Data extract
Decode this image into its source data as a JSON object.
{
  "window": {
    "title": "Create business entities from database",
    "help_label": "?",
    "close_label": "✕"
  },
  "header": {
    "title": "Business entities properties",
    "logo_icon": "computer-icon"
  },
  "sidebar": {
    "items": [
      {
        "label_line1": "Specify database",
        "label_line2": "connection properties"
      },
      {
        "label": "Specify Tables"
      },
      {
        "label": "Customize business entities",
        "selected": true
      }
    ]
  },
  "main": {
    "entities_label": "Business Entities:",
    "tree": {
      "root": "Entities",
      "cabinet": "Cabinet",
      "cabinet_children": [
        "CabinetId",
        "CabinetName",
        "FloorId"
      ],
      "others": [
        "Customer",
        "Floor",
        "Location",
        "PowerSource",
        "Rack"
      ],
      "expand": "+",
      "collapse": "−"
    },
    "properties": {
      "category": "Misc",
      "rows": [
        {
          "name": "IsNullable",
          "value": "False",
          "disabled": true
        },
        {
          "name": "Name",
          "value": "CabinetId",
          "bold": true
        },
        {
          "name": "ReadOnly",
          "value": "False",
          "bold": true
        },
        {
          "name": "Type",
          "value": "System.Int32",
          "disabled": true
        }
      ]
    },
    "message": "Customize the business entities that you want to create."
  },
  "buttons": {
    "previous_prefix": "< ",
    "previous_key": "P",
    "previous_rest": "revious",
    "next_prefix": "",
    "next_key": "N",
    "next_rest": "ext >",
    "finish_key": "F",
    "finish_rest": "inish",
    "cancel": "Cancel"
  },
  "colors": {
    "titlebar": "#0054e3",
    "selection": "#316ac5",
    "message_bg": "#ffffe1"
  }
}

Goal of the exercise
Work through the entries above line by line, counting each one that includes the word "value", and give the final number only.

Answer to the problem
4